Governor Christine Gregoire says she was proud to sign the state’s new marriage equality law. It’s the first same sex marriage law in the nation to be passed by a state legislature and also approved by voters. Since December 6th, state officials have processed more than 1,000 new applications for marriage licenses. Yesterday 142 marriage ceremonies were held at Seattle’s City Hall, and a major city-wide celebration was organized at the Paramount Theater. Mayor Mike McGinn and other local government officials gathered to support the newlyweds. Local court judges agreed to volunteer their services in communities all across the state to accommodate the hundreds of new marriage applicants. Last month voters in Washington, Maryland and Maine approved ballot measures recognizing same sex marriage. Washington will also recognize same sex unions registered in other states. Although the US federal government’s Defense of Marriage Act outlaws gay marriage, last Friday the US Supreme Court agreed to hear two landmark cases involving marriage equality and claims of discrimination against same sex couples. Justices will likely hear the cases next March, with decisions expected in June. Mark Taylor-Canfield, FSRN Seattle.
Activists challenge the constitutionality of the filibuster in federal court
A coalition of activists and lawmakers are in federal court today, challenging the constitutionality of the filibuster. The case comes as a bill to reform the filibuster is gaining support in the Senate. But the US government wants the lawsuit thrown out, saying the plaintiffs have no standing to sue, and that the judicial branch would be encroaching on the Senate’s powers if it struck the filibuster down.

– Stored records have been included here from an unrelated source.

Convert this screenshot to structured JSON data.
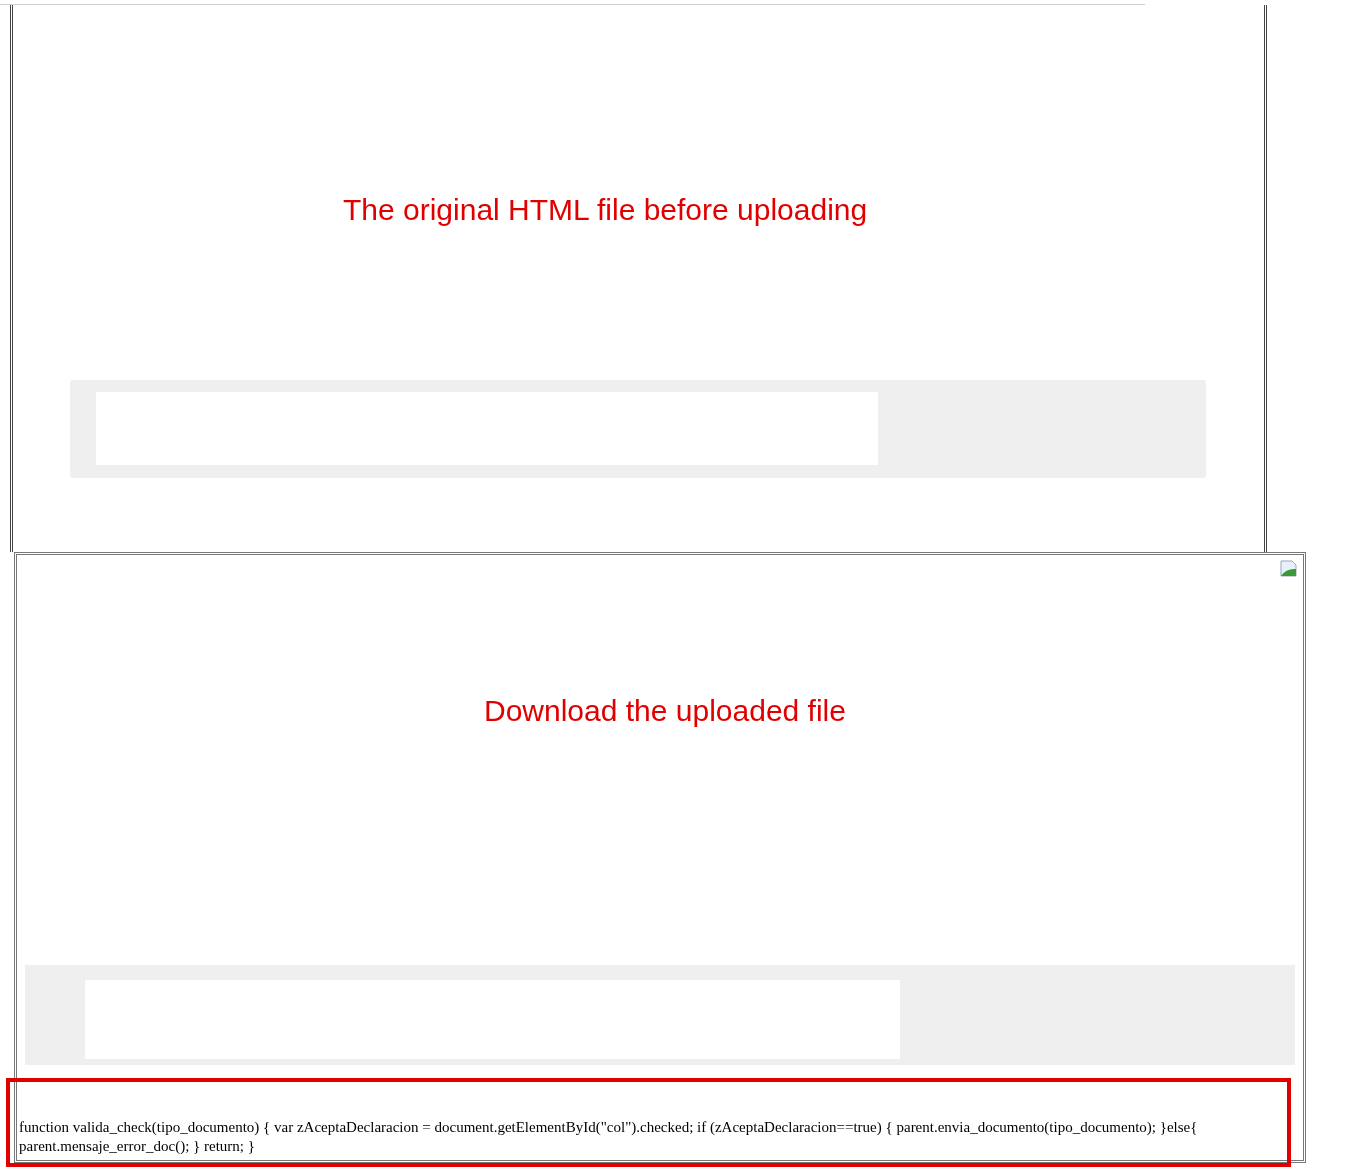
{
  "panels": [
    {
      "annotation": "The original HTML file before uploading"
    },
    {
      "annotation": "Download the uploaded file",
      "code": "function valida_check(tipo_documento) { var zAceptaDeclaracion = document.getElementById(\"col\").checked; if (zAceptaDeclaracion==true) { parent.envia_documento(tipo_documento); }else{ parent.mensaje_error_doc(); } return; }"
    }
  ]
}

FSRN’s Alice Ollstein was at the court in Washington, DC this morning, and brings us this report.
Ahead of Michigan Right to Work vote, opponents fight to protect collective bargaining
In Michigan, union members and their supporters continue to protest against the Workplace Equity and Fairness Act. It’s a package of so-called Right to Work legislation that opponents say is politically motivated and will give corporations more power to silence workers. Governor Rick Snyder says the legislation is about workplace fairness and equity. As a prelude to larger union protests tomorrow, when lawmakers are expected to take up the bills again, this morning, nurses from the Michigan Nurses Association stood silent on the steps of the Capitol with duct tape covering their mouths. We spoke with Jeff Breslin, a Registered Nurse and the Association’s President. He was at the protest.
In the UK, activists protest controversial mandatory work scheme
To cut its national debt, the UK government has pledged to reduce the amount it spends on the welfare state. Last week, Britain’s equivalent of Treasury Secretary, Chancellor of the Exchequer, announced major cuts to benefits for the unemployed, the sick and people with disabilities. The Government is also trying to get people off benefits and back into work with a controversial series of mandatory work schemes, called Workfare. Since the schemes were introduced last year, tens of thousands of unemployed people have completed unpaid work placements for businesses and charities in return for their benefits. Over the weekend, anti-workfare protests were held in eight cities. FSRN’s Tom Allan went to one and files this report.
Immigrant rights advocates in Canada protest new legislation that could lock up more asylum seekers
December 10th is International Human Rights Day. To mark the day, activists in Canada are holding actions across the country against immigration detention and prisons. They are calling attention to new legislation set to take effect this week which could lock up asylum-seekers in much higher numbers. FSRN’s Aaron Lakoff brings us this report from Montreal.